PIERRE — Four members on the state Board of Education filed waiver requests regarding South Dakota's new conflicts of interest law. They are Sue Aguilar, of Sioux Falls, Kelly Duncan, of Aberdeen, Glenna Fouberg, of Aberdeen and Don Kirkegaard, of Sturgis. A fifth member, Julie Mathiesen, of Sturgis, resigned this month because, she said in her letter to the governor, complying with the law would have been too complex. She is head of the Technology In Education organization that works with school districts throughout South Dakota.
PIERRE — The three elected members of the South Dakota Public Utilities Commission took their fine-toothed comb to Otter Tail Power's electricity-efficiency program and liked what they found Tuesday. The state regulators praised Otter Tail for its 2015 results and voted 3-0 to accept the report. The company is based at Fergus Falls, Minnesota, and serves customers in parts of northeastern South Dakota. Commission chairman Chris Nelson asked questions about whether one business customer received too much benefit from the efficiency program's reimbursement system.
PIERRE — The new Board of Internal Control for state government met for its second time Tuesday as its members began putting steps in place for more transparency regarding grants and contracts. The new processes will focus first on federal grants that pass through state government and in many cases go next to grant sub-recipients or contractors. The state law approved earlier this year at the request of Gov. Dennis Daugaard and Lt. Gov. Matt Michels creating the board includes a requirement that grant agreements be publicly posted on state websites starting July 1.

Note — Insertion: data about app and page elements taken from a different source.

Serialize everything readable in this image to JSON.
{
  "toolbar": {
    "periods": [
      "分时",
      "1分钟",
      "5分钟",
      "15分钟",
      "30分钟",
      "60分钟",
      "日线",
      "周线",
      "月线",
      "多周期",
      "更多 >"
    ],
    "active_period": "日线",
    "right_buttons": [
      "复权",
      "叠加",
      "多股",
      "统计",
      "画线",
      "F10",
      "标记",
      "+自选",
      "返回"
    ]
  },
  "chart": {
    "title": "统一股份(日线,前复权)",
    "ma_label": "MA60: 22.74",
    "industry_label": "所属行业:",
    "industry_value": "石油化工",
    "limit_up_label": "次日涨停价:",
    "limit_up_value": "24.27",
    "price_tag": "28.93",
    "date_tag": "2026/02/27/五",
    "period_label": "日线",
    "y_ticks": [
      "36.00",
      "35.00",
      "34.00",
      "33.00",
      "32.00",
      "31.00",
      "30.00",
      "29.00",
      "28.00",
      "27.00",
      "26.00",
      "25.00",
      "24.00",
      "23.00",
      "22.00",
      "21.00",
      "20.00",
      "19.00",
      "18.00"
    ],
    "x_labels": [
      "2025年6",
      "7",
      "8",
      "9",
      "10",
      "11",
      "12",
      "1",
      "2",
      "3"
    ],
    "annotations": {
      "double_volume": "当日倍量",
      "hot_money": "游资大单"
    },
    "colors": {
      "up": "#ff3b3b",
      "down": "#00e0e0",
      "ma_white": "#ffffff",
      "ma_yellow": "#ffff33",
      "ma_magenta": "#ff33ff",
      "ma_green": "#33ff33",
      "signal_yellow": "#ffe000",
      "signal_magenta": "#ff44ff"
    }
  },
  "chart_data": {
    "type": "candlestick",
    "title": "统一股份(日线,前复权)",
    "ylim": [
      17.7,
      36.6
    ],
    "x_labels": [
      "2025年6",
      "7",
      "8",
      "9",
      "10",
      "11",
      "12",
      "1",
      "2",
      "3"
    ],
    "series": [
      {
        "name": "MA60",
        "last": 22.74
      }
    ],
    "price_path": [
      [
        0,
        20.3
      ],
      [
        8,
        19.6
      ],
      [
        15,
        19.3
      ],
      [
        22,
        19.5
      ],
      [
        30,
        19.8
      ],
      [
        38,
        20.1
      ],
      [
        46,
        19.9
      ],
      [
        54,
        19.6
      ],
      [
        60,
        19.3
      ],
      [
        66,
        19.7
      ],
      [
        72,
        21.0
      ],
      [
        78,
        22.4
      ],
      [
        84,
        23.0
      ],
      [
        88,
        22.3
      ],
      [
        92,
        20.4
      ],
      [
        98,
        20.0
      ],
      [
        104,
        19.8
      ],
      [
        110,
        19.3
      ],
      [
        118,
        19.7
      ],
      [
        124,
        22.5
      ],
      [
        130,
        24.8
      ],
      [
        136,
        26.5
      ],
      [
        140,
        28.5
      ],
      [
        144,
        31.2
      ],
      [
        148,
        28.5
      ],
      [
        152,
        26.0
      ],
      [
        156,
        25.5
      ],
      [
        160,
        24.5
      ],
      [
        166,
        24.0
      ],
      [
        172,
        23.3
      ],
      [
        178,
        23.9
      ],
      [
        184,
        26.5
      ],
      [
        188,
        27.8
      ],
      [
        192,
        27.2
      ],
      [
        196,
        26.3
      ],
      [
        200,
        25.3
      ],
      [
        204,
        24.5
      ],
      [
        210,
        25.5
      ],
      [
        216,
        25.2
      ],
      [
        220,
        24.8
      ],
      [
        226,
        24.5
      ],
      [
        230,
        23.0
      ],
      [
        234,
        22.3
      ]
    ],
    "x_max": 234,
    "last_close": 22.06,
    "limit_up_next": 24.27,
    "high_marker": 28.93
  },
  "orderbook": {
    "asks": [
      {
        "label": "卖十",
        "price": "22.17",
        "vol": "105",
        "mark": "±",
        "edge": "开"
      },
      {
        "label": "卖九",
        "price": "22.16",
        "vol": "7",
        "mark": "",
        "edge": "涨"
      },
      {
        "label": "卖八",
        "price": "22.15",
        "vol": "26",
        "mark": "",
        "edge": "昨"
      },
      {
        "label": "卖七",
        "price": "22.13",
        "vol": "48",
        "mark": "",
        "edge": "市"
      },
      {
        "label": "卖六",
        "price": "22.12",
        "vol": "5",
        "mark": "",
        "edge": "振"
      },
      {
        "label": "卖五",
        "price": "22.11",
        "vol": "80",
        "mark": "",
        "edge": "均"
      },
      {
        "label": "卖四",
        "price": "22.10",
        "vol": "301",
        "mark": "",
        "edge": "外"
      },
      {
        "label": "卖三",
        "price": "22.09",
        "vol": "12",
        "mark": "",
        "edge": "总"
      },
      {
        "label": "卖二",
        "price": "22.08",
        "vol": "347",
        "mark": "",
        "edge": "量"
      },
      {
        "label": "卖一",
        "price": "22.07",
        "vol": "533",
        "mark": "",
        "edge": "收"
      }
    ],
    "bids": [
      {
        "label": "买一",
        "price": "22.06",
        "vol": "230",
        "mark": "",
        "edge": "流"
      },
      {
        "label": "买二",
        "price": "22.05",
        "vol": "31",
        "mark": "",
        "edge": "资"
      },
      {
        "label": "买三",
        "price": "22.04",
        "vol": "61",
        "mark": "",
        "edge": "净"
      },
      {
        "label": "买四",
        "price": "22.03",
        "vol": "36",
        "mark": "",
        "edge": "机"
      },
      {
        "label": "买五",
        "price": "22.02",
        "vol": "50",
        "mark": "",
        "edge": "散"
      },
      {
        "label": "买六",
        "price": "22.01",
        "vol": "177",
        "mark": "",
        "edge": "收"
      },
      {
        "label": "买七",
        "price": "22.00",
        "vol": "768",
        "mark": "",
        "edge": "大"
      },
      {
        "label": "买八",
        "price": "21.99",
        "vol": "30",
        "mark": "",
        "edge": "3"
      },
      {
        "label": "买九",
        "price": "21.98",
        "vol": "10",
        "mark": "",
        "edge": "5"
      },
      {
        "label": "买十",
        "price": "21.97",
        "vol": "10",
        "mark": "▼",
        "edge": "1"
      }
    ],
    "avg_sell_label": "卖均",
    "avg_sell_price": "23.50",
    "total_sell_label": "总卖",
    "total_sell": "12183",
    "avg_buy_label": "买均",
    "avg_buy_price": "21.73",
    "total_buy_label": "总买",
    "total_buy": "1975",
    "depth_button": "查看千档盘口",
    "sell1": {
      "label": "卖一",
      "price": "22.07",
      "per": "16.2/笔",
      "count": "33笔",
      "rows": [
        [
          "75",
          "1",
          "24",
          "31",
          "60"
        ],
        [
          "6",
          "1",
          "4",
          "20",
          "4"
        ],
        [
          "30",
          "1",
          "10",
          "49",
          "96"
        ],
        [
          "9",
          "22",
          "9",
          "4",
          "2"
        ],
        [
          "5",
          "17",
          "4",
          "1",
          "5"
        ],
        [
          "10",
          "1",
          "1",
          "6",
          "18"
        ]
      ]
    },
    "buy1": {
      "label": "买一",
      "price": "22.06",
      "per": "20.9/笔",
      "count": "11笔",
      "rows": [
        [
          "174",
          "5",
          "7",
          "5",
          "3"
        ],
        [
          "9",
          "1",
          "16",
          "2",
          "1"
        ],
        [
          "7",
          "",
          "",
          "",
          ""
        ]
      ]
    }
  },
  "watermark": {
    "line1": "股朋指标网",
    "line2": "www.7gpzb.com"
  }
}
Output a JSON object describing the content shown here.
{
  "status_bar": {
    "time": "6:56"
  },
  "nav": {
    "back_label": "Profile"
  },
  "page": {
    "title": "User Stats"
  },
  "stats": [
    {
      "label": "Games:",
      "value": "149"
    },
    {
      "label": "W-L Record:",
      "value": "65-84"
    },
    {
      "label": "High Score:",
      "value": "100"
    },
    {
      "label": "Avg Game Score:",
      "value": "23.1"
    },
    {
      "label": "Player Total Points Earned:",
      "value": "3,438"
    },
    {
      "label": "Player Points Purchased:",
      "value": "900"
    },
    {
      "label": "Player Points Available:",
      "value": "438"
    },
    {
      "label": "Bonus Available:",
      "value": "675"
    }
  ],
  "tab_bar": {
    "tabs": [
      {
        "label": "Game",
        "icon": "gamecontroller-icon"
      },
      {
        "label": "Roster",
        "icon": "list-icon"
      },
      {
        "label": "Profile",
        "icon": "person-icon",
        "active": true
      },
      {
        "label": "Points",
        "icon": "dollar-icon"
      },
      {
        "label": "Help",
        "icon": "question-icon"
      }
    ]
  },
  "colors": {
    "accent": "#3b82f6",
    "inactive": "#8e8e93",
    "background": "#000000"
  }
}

PIERRE — Continuing our look into campaign finance loopholes that were used during South Dakota's primary elections for the Legislature, this week we'll consider un-sourced donations, independent expenditures, and partisan-financed independent candidates. The South Dakota Gun Owners political action committee, operated by Ray Lautenschlager of Rapid City, is an example regarding un-sourced donations.
PIERRE — Julie Mathiesen, of Sturgis, resigned from the state Board of Education (BOE) recently because of South Dakota's new law requiring disclosures of possible financial conflicts. The law applies to members of state boards and commissions and to people who work in leadership posts in public education. Mathiesen is the first state appointee to step down before the new law takes effect July 1. She is director for the Technology In Education organization that assists schools throughout South Dakota.
PIERRE — Secretary of State Shantel Krebs plans a review of South Dakota's campaign finance reporting laws, according to her office's spokesman. Jason Williams said she intends to convene a summer subcommittee with representatives from the Legislature, the state Board of Elections and the business community. Proposed changes will be presented at the October meeting of Board of Elections.
PIERRE—South Dakota needs criminal sanctions for people convicted of drug abuse who are caught using again during their probation and parole periods, several police chiefs told legislators Wednesday. The panel of lawmakers is studying methamphetamine and opioid use and looking for ways to steer students away from that path. Karl Jegeris, the Rapid City police chief, suggested tracking babies whose mothers are methamphetamine users. He also asked for a third party to conduct a survey of people who work in the criminal justice system.
PIERRE — The South Dakota Railroad Board granted a six-month extension Wednesday for Dakota Southern Railway to continue leasing the state-owned line between Napa and Platte amid a dispute about who controls its future. The lease negotiations are mired in a feud over who has federal clearance to operate on the line. Declining to step aside is the Napa Platte Regional Railroad Authority that held the lease for about 35 years until the state board chose Dakota Southern instead.
PIERRE — The South Dakota Board of Economic Development approved four grants for local development purposes Tuesday. The Faulkton Area Economic Development Corp. receives a $384,000 grant from the local infrastructure improvement program; The Beadle and Spink Enterprise Community Inc. receives a $250,000 grant for use in its revolving loan fund from the economic development partnership program; The South Eastern Development Foundation receives a $250,000 grant for use in its revolving loan fund from the economic development partnership program; and
The Legislature's Executive Board selected on Monday a new member of the South Dakota Investment Council. He is Jeff Nelson of Wentworth. Nelson is the former chief officer for East River Electric Cooperative at Madison and was a Democratic candidate for the state House of Representatives in the 2014 elections. Nelson succeeds Jim Means of Yankton, a senior officer at First Dakota National Bank. Investment council members are allowed one five-year term and can't all be from the same political party.